> Records for the exercise
—————

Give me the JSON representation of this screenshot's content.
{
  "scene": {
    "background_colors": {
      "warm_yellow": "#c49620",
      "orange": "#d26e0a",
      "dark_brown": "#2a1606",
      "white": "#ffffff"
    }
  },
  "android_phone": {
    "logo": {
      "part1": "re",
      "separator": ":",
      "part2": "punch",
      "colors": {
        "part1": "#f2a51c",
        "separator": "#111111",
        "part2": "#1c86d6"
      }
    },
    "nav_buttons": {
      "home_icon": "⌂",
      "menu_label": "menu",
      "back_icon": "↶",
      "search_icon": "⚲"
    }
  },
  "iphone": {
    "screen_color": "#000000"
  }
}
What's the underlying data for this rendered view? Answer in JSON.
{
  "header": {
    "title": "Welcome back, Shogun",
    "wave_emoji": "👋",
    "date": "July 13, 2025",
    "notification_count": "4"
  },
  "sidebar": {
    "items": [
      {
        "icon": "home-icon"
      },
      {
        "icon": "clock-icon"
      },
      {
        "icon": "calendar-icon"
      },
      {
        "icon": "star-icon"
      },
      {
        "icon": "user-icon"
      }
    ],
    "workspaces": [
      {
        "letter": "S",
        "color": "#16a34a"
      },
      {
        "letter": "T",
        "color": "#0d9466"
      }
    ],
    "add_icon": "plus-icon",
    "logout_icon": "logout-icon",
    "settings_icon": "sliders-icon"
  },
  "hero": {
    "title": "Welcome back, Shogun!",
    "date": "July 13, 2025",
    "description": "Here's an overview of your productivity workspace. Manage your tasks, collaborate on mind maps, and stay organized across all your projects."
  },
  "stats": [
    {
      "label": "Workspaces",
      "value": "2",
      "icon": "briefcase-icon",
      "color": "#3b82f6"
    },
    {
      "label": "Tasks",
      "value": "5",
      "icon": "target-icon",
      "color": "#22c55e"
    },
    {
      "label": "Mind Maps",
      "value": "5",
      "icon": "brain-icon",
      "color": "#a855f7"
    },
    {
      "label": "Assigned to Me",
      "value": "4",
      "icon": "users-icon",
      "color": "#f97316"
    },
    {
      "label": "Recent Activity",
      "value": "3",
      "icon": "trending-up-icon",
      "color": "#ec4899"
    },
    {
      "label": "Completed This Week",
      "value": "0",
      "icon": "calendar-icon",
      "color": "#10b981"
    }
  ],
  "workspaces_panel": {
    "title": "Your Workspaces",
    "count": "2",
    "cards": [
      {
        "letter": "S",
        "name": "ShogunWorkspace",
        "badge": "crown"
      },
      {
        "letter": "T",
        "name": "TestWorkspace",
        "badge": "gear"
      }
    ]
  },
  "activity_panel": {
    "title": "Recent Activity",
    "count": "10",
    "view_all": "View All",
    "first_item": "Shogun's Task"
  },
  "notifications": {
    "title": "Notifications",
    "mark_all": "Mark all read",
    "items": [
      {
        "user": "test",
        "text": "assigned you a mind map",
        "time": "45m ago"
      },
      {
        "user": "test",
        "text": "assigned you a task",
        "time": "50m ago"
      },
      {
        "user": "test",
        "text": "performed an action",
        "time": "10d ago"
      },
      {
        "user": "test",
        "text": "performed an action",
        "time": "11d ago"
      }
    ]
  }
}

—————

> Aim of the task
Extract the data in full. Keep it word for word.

> Answer section
Give me the JSON representation of this screenshot's content.
{
  "scene": {
    "background_colors": {
      "warm_yellow": "#c49620",
      "orange": "#d26e0a",
      "dark_brown": "#2a1606",
      "white": "#ffffff"
    }
  },
  "android_phone": {
    "logo": {
      "part1": "re",
      "separator": ":",
      "part2": "punch",
      "colors": {
        "part1": "#f2a51c",
        "separator": "#111111",
        "part2": "#1c86d6"
      }
    },
    "nav_buttons": {
      "home_icon": "⌂",
      "menu_label": "menu",
      "back_icon": "↶",
      "search_icon": "⚲"
    }
  },
  "iphone": {
    "screen_color": "#000000"
  }
}
What's the underlying data for this rendered view? Answer in JSON.
{
  "header": {
    "title": "Welcome back, Shogun",
    "wave_emoji": "👋",
    "date": "July 13, 2025",
    "notification_count": "4"
  },
  "sidebar": {
    "items": [
      {
        "icon": "home-icon"
      },
      {
        "icon": "clock-icon"
      },
      {
        "icon": "calendar-icon"
      },
      {
        "icon": "star-icon"
      },
      {
        "icon": "user-icon"
      }
    ],
    "workspaces": [
      {
        "letter": "S",
        "color": "#16a34a"
      },
      {
        "letter": "T",
        "color": "#0d9466"
      }
    ],
    "add_icon": "plus-icon",
    "logout_icon": "logout-icon",
    "settings_icon": "sliders-icon"
  },
  "hero": {
    "title": "Welcome back, Shogun!",
    "date": "July 13, 2025",
    "description": "Here's an overview of your productivity workspace. Manage your tasks, collaborate on mind maps, and stay organized across all your projects."
  },
  "stats": [
    {
      "label": "Workspaces",
      "value": "2",
      "icon": "briefcase-icon",
      "color": "#3b82f6"
    },
    {
      "label": "Tasks",
      "value": "5",
      "icon": "target-icon",
      "color": "#22c55e"
    },
    {
      "label": "Mind Maps",
      "value": "5",
      "icon": "brain-icon",
      "color": "#a855f7"
    },
    {
      "label": "Assigned to Me",
      "value": "4",
      "icon": "users-icon",
      "color": "#f97316"
    },
    {
      "label": "Recent Activity",
      "value": "3",
      "icon": "trending-up-icon",
      "color": "#ec4899"
    },
    {
      "label": "Completed This Week",
      "value": "0",
      "icon": "calendar-icon",
      "color": "#10b981"
    }
  ],
  "workspaces_panel": {
    "title": "Your Workspaces",
    "count": "2",
    "cards": [
      {
        "letter": "S",
        "name": "ShogunWorkspace",
        "badge": "crown"
      },
      {
        "letter": "T",
        "name": "TestWorkspace",
        "badge": "gear"
      }
    ]
  },
  "activity_panel": {
    "title": "Recent Activity",
    "count": "10",
    "view_all": "View All",
    "first_item": "Shogun's Task"
  },
  "notifications": {
    "title": "Notifications",
    "mark_all": "Mark all read",
    "items": [
      {
        "user": "test",
        "text": "assigned you a mind map",
        "time": "45m ago"
      },
      {
        "user": "test",
        "text": "assigned you a task",
        "time": "50m ago"
      },
      {
        "user": "test",
        "text": "performed an action",
        "time": "10d ago"
      },
      {
        "user": "test",
        "text": "performed an action",
        "time": "11d ago"
      }
    ]
  }
}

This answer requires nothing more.